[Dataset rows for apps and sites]

[Start of Attachment]

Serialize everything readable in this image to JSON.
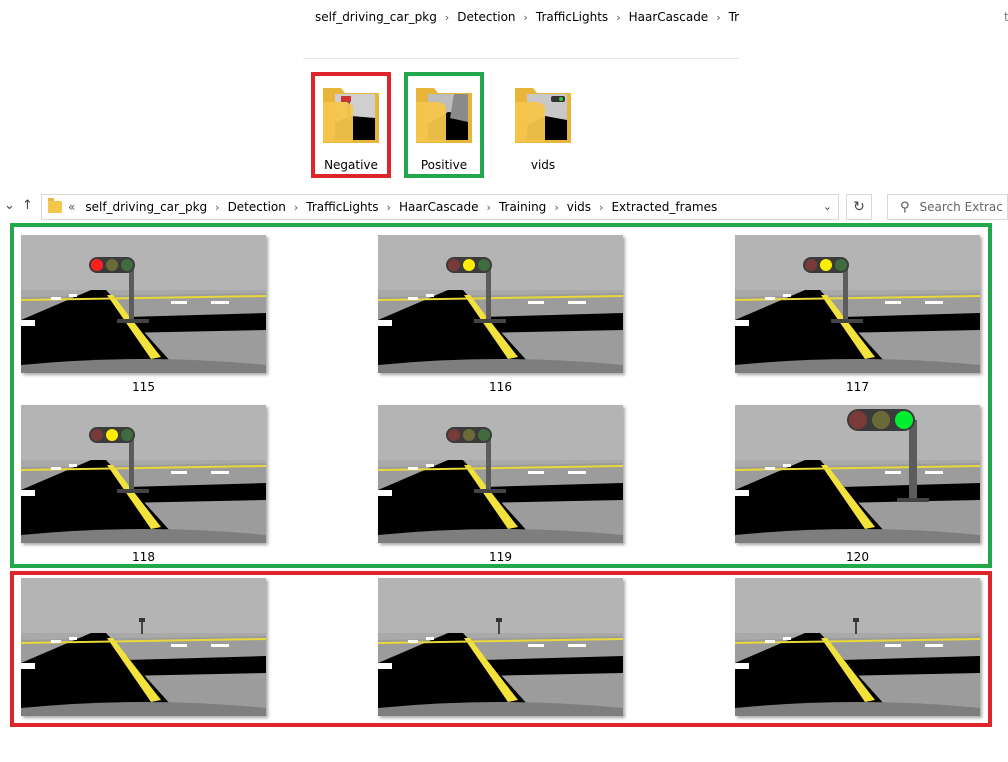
{
  "top_explorer": {
    "breadcrumb": [
      "self_driving_car_pkg",
      "Detection",
      "TrafficLights",
      "HaarCascade",
      "Training"
    ],
    "right_fragment": "t",
    "folders": [
      {
        "label": "Negative",
        "highlight": "#e0242b"
      },
      {
        "label": "Positive",
        "highlight": "#22a84a"
      },
      {
        "label": "vids",
        "highlight": ""
      }
    ]
  },
  "address_bar": {
    "overflow_marker": "«",
    "breadcrumb": [
      "self_driving_car_pkg",
      "Detection",
      "TrafficLights",
      "HaarCascade",
      "Training",
      "vids",
      "Extracted_frames"
    ],
    "search_placeholder": "Search Extrac"
  },
  "frames_positive": [
    {
      "label": "115",
      "light": "red"
    },
    {
      "label": "116",
      "light": "yellow"
    },
    {
      "label": "117",
      "light": "yellow"
    },
    {
      "label": "118",
      "light": "yellow"
    },
    {
      "label": "119",
      "light": "off"
    },
    {
      "label": "120",
      "light": "green"
    }
  ],
  "frames_negative": [
    {
      "label": "",
      "light": "none"
    },
    {
      "label": "",
      "light": "none"
    },
    {
      "label": "",
      "light": "none"
    }
  ],
  "colors": {
    "positive_box": "#22a84a",
    "negative_box": "#e0242b",
    "folder": "#f5c64c"
  },
  "icons": {
    "back": "←",
    "up": "↑",
    "dropdown": "⌄",
    "refresh": "↻",
    "search": "⚲",
    "chevron": "›"
  }
}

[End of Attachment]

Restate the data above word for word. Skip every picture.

> _RESULT OF THIS EXERCISE_
Serialize everything readable in this image to JSON.
{
  "top_explorer": {
    "breadcrumb": [
      "self_driving_car_pkg",
      "Detection",
      "TrafficLights",
      "HaarCascade",
      "Training"
    ],
    "right_fragment": "t",
    "folders": [
      {
        "label": "Negative",
        "highlight": "#e0242b"
      },
      {
        "label": "Positive",
        "highlight": "#22a84a"
      },
      {
        "label": "vids",
        "highlight": ""
      }
    ]
  },
  "address_bar": {
    "overflow_marker": "«",
    "breadcrumb": [
      "self_driving_car_pkg",
      "Detection",
      "TrafficLights",
      "HaarCascade",
      "Training",
      "vids",
      "Extracted_frames"
    ],
    "search_placeholder": "Search Extrac"
  },
  "frames_positive": [
    {
      "label": "115",
      "light": "red"
    },
    {
      "label": "116",
      "light": "yellow"
    },
    {
      "label": "117",
      "light": "yellow"
    },
    {
      "label": "118",
      "light": "yellow"
    },
    {
      "label": "119",
      "light": "off"
    },
    {
      "label": "120",
      "light": "green"
    }
  ],
  "frames_negative": [
    {
      "label": "",
      "light": "none"
    },
    {
      "label": "",
      "light": "none"
    },
    {
      "label": "",
      "light": "none"
    }
  ],
  "colors": {
    "positive_box": "#22a84a",
    "negative_box": "#e0242b",
    "folder": "#f5c64c"
  },
  "icons": {
    "back": "←",
    "up": "↑",
    "dropdown": "⌄",
    "refresh": "↻",
    "search": "⚲",
    "chevron": "›"
  }
}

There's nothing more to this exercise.